# Dataset rows describing interfaces
※

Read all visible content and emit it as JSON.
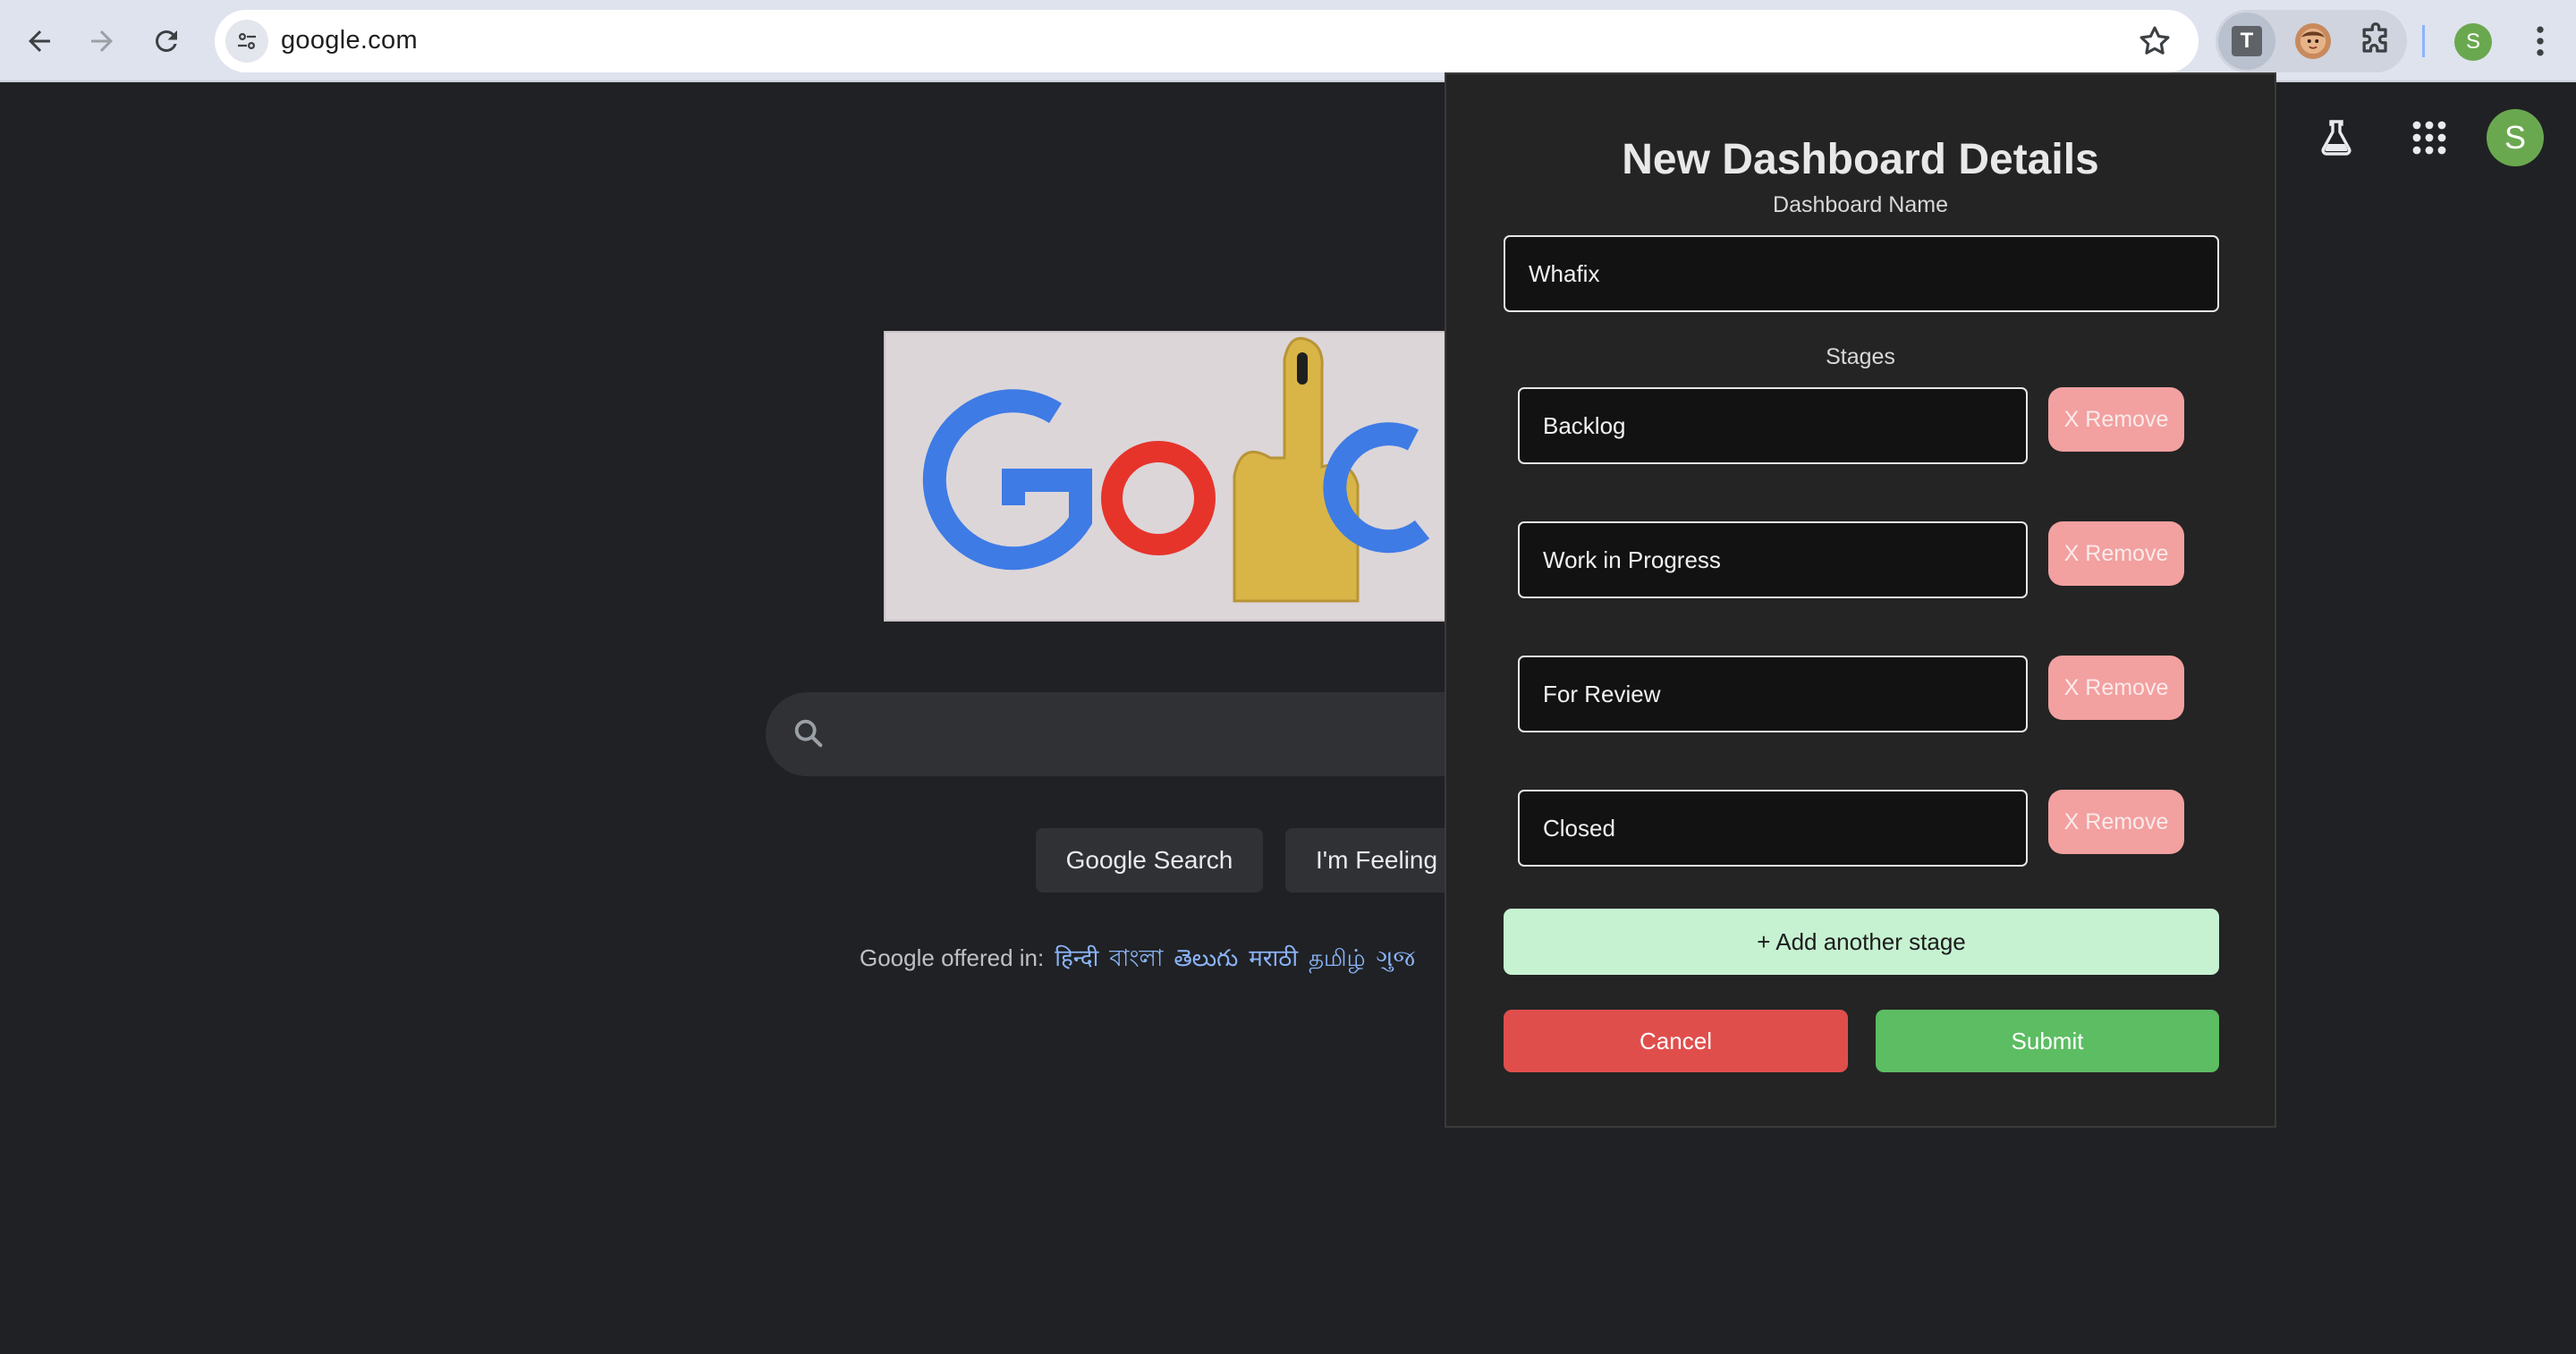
{
  "browser": {
    "url": "google.com",
    "extension_t_letter": "T",
    "profile_initial": "S"
  },
  "google": {
    "avatar_initial": "S",
    "search_button": "Google Search",
    "lucky_button": "I'm Feeling",
    "offered_in_label": "Google offered in:",
    "languages": [
      "हिन्दी",
      "বাংলা",
      "తెలుగు",
      "मराठी",
      "தமிழ்",
      "ગુજ"
    ]
  },
  "popup": {
    "title": "New Dashboard Details",
    "dashboard_name_label": "Dashboard Name",
    "dashboard_name_value": "Whafix",
    "stages_label": "Stages",
    "stages": [
      {
        "value": "Backlog",
        "remove_label": "X Remove"
      },
      {
        "value": "Work in Progress",
        "remove_label": "X Remove"
      },
      {
        "value": "For Review",
        "remove_label": "X Remove"
      },
      {
        "value": "Closed",
        "remove_label": "X Remove"
      }
    ],
    "add_stage_label": "+ Add another stage",
    "cancel_label": "Cancel",
    "submit_label": "Submit"
  },
  "icons": {
    "back": "arrow-left-icon",
    "forward": "arrow-right-icon",
    "reload": "reload-icon",
    "site_info": "tune-icon",
    "bookmark": "star-icon",
    "extensions": "puzzle-icon",
    "menu": "kebab-icon",
    "labs": "flask-icon",
    "apps": "grid-icon",
    "search": "search-icon"
  },
  "colors": {
    "page_bg": "#202124",
    "popup_bg": "#242424",
    "remove": "#f2a0a0",
    "add_stage": "#c6f2d2",
    "cancel": "#e04e4c",
    "submit": "#5cbd62",
    "link": "#8ab4f8"
  }
}
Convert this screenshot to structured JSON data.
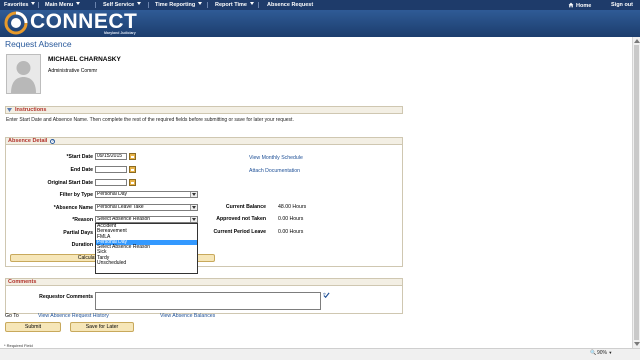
{
  "nav": {
    "favorites": "Favorites",
    "main_menu": "Main Menu",
    "self_service": "Self Service",
    "time_reporting": "Time Reporting",
    "report_time": "Report Time",
    "absence_request": "Absence Request",
    "home": "Home",
    "sign_out": "Sign out"
  },
  "brand": {
    "name": "CONNECT",
    "subtitle": "Maryland Judiciary"
  },
  "page": {
    "title": "Request Absence"
  },
  "employee": {
    "name": "MICHAEL CHARNASKY",
    "title": "Administrative Commr"
  },
  "instructions": {
    "header": "Instructions",
    "text": "Enter Start Date and Absence Name. Then complete the rest of the required fields before submitting or save for later your request."
  },
  "absence_detail": {
    "header": "Absence Detail",
    "labels": {
      "start_date": "*Start Date",
      "end_date": "End Date",
      "original_start_date": "Original Start Date",
      "filter_by_type": "Filter by Type",
      "absence_name": "*Absence Name",
      "reason": "*Reason",
      "partial_days": "Partial Days",
      "duration": "Duration"
    },
    "values": {
      "start_date": "09/15/2015",
      "end_date": "",
      "original_start_date": "",
      "filter_by_type": "Personal Day",
      "absence_name": "Personal Leave Take",
      "reason": "Select Absence Reason"
    },
    "reason_options": [
      "Accident",
      "Bereavement",
      "FMLA",
      "Personal Day",
      "Select Absence Reason",
      "Sick",
      "Tardy",
      "Unscheduled"
    ],
    "reason_highlighted": "Personal Day",
    "links": {
      "monthly_schedule": "View Monthly Schedule",
      "attach_doc": "Attach Documentation"
    },
    "balances": {
      "current_balance_label": "Current Balance",
      "current_balance_value": "48.00 Hours",
      "approved_not_taken_label": "Approved not Taken",
      "approved_not_taken_value": "0.00 Hours",
      "current_period_leave_label": "Current Period Leave",
      "current_period_leave_value": "0.00 Hours"
    },
    "calc_button": "Calculate End Date or Duration"
  },
  "comments": {
    "header": "Comments",
    "requestor_label": "Requestor Comments"
  },
  "goto": {
    "label": "Go To",
    "history": "View Absence Request History",
    "balances": "View Absence Balances"
  },
  "actions": {
    "submit": "Submit",
    "save_for_later": "Save for Later"
  },
  "footer": {
    "required_note": "* Required Field",
    "zoom": "90%"
  }
}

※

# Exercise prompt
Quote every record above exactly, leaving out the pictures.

# Exercise output
Read all visible content and emit it as JSON.
{
  "browser": {
    "url": "google.com",
    "extension_t_letter": "T",
    "profile_initial": "S"
  },
  "google": {
    "avatar_initial": "S",
    "search_button": "Google Search",
    "lucky_button": "I'm Feeling",
    "offered_in_label": "Google offered in:",
    "languages": [
      "हिन्दी",
      "বাংলা",
      "తెలుగు",
      "मराठी",
      "தமிழ்",
      "ગુજ"
    ]
  },
  "popup": {
    "title": "New Dashboard Details",
    "dashboard_name_label": "Dashboard Name",
    "dashboard_name_value": "Whafix",
    "stages_label": "Stages",
    "stages": [
      {
        "value": "Backlog",
        "remove_label": "X Remove"
      },
      {
        "value": "Work in Progress",
        "remove_label": "X Remove"
      },
      {
        "value": "For Review",
        "remove_label": "X Remove"
      },
      {
        "value": "Closed",
        "remove_label": "X Remove"
      }
    ],
    "add_stage_label": "+ Add another stage",
    "cancel_label": "Cancel",
    "submit_label": "Submit"
  },
  "icons": {
    "back": "arrow-left-icon",
    "forward": "arrow-right-icon",
    "reload": "reload-icon",
    "site_info": "tune-icon",
    "bookmark": "star-icon",
    "extensions": "puzzle-icon",
    "menu": "kebab-icon",
    "labs": "flask-icon",
    "apps": "grid-icon",
    "search": "search-icon"
  },
  "colors": {
    "page_bg": "#202124",
    "popup_bg": "#242424",
    "remove": "#f2a0a0",
    "add_stage": "#c6f2d2",
    "cancel": "#e04e4c",
    "submit": "#5cbd62",
    "link": "#8ab4f8"
  }
}
Convert this screenshot to structured JSON data.
{
  "nav": {
    "favorites": "Favorites",
    "main_menu": "Main Menu",
    "self_service": "Self Service",
    "time_reporting": "Time Reporting",
    "report_time": "Report Time",
    "absence_request": "Absence Request",
    "home": "Home",
    "sign_out": "Sign out"
  },
  "brand": {
    "name": "CONNECT",
    "subtitle": "Maryland Judiciary"
  },
  "page": {
    "title": "Request Absence"
  },
  "employee": {
    "name": "MICHAEL CHARNASKY",
    "title": "Administrative Commr"
  },
  "instructions": {
    "header": "Instructions",
    "text": "Enter Start Date and Absence Name. Then complete the rest of the required fields before submitting or save for later your request."
  },
  "absence_detail": {
    "header": "Absence Detail",
    "labels": {
      "start_date": "*Start Date",
      "end_date": "End Date",
      "original_start_date": "Original Start Date",
      "filter_by_type": "Filter by Type",
      "absence_name": "*Absence Name",
      "reason": "*Reason",
      "partial_days": "Partial Days",
      "duration": "Duration"
    },
    "values": {
      "start_date": "09/15/2015",
      "end_date": "",
      "original_start_date": "",
      "filter_by_type": "Personal Day",
      "absence_name": "Personal Leave Take",
      "reason": "Select Absence Reason"
    },
    "reason_options": [
      "Accident",
      "Bereavement",
      "FMLA",
      "Personal Day",
      "Select Absence Reason",
      "Sick",
      "Tardy",
      "Unscheduled"
    ],
    "reason_highlighted": "Personal Day",
    "links": {
      "monthly_schedule": "View Monthly Schedule",
      "attach_doc": "Attach Documentation"
    },
    "balances": {
      "current_balance_label": "Current Balance",
      "current_balance_value": "48.00 Hours",
      "approved_not_taken_label": "Approved not Taken",
      "approved_not_taken_value": "0.00 Hours",
      "current_period_leave_label": "Current Period Leave",
      "current_period_leave_value": "0.00 Hours"
    },
    "calc_button": "Calculate End Date or Duration"
  },
  "comments": {
    "header": "Comments",
    "requestor_label": "Requestor Comments"
  },
  "goto": {
    "label": "Go To",
    "history": "View Absence Request History",
    "balances": "View Absence Balances"
  },
  "actions": {
    "submit": "Submit",
    "save_for_later": "Save for Later"
  },
  "footer": {
    "required_note": "* Required Field",
    "zoom": "90%"
  }
}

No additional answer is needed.